_Stored entries:_

++++++++

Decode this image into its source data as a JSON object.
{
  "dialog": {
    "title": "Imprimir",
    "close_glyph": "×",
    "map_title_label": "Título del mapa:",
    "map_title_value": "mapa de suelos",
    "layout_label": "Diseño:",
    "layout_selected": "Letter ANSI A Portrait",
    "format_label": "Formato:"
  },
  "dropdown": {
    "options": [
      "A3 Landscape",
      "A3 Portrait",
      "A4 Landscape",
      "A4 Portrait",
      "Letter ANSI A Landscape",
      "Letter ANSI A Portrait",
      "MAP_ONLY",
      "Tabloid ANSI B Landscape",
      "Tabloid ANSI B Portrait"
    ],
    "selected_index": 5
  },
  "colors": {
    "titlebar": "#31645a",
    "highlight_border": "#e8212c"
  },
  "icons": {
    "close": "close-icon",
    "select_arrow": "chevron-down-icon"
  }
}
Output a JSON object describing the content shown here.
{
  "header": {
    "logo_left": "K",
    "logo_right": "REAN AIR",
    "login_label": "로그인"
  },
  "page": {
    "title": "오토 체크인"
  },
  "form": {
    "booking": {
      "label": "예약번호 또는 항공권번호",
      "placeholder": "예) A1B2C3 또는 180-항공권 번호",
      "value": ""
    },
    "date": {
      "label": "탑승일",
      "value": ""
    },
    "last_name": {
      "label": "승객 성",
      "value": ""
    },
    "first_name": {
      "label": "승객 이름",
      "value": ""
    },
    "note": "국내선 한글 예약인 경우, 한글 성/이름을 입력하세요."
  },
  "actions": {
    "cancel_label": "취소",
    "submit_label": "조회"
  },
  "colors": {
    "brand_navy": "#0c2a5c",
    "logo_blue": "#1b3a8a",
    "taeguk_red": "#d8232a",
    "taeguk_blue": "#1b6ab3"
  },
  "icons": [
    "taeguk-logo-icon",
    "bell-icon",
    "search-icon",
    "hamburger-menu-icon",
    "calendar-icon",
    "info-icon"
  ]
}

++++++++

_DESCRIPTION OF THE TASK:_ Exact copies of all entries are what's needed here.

_SOLUTION:_
Decode this image into its source data as a JSON object.
{
  "dialog": {
    "title": "Imprimir",
    "close_glyph": "×",
    "map_title_label": "Título del mapa:",
    "map_title_value": "mapa de suelos",
    "layout_label": "Diseño:",
    "layout_selected": "Letter ANSI A Portrait",
    "format_label": "Formato:"
  },
  "dropdown": {
    "options": [
      "A3 Landscape",
      "A3 Portrait",
      "A4 Landscape",
      "A4 Portrait",
      "Letter ANSI A Landscape",
      "Letter ANSI A Portrait",
      "MAP_ONLY",
      "Tabloid ANSI B Landscape",
      "Tabloid ANSI B Portrait"
    ],
    "selected_index": 5
  },
  "colors": {
    "titlebar": "#31645a",
    "highlight_border": "#e8212c"
  },
  "icons": {
    "close": "close-icon",
    "select_arrow": "chevron-down-icon"
  }
}
Output a JSON object describing the content shown here.
{
  "header": {
    "logo_left": "K",
    "logo_right": "REAN AIR",
    "login_label": "로그인"
  },
  "page": {
    "title": "오토 체크인"
  },
  "form": {
    "booking": {
      "label": "예약번호 또는 항공권번호",
      "placeholder": "예) A1B2C3 또는 180-항공권 번호",
      "value": ""
    },
    "date": {
      "label": "탑승일",
      "value": ""
    },
    "last_name": {
      "label": "승객 성",
      "value": ""
    },
    "first_name": {
      "label": "승객 이름",
      "value": ""
    },
    "note": "국내선 한글 예약인 경우, 한글 성/이름을 입력하세요."
  },
  "actions": {
    "cancel_label": "취소",
    "submit_label": "조회"
  },
  "colors": {
    "brand_navy": "#0c2a5c",
    "logo_blue": "#1b3a8a",
    "taeguk_red": "#d8232a",
    "taeguk_blue": "#1b6ab3"
  },
  "icons": [
    "taeguk-logo-icon",
    "bell-icon",
    "search-icon",
    "hamburger-menu-icon",
    "calendar-icon",
    "info-icon"
  ]
}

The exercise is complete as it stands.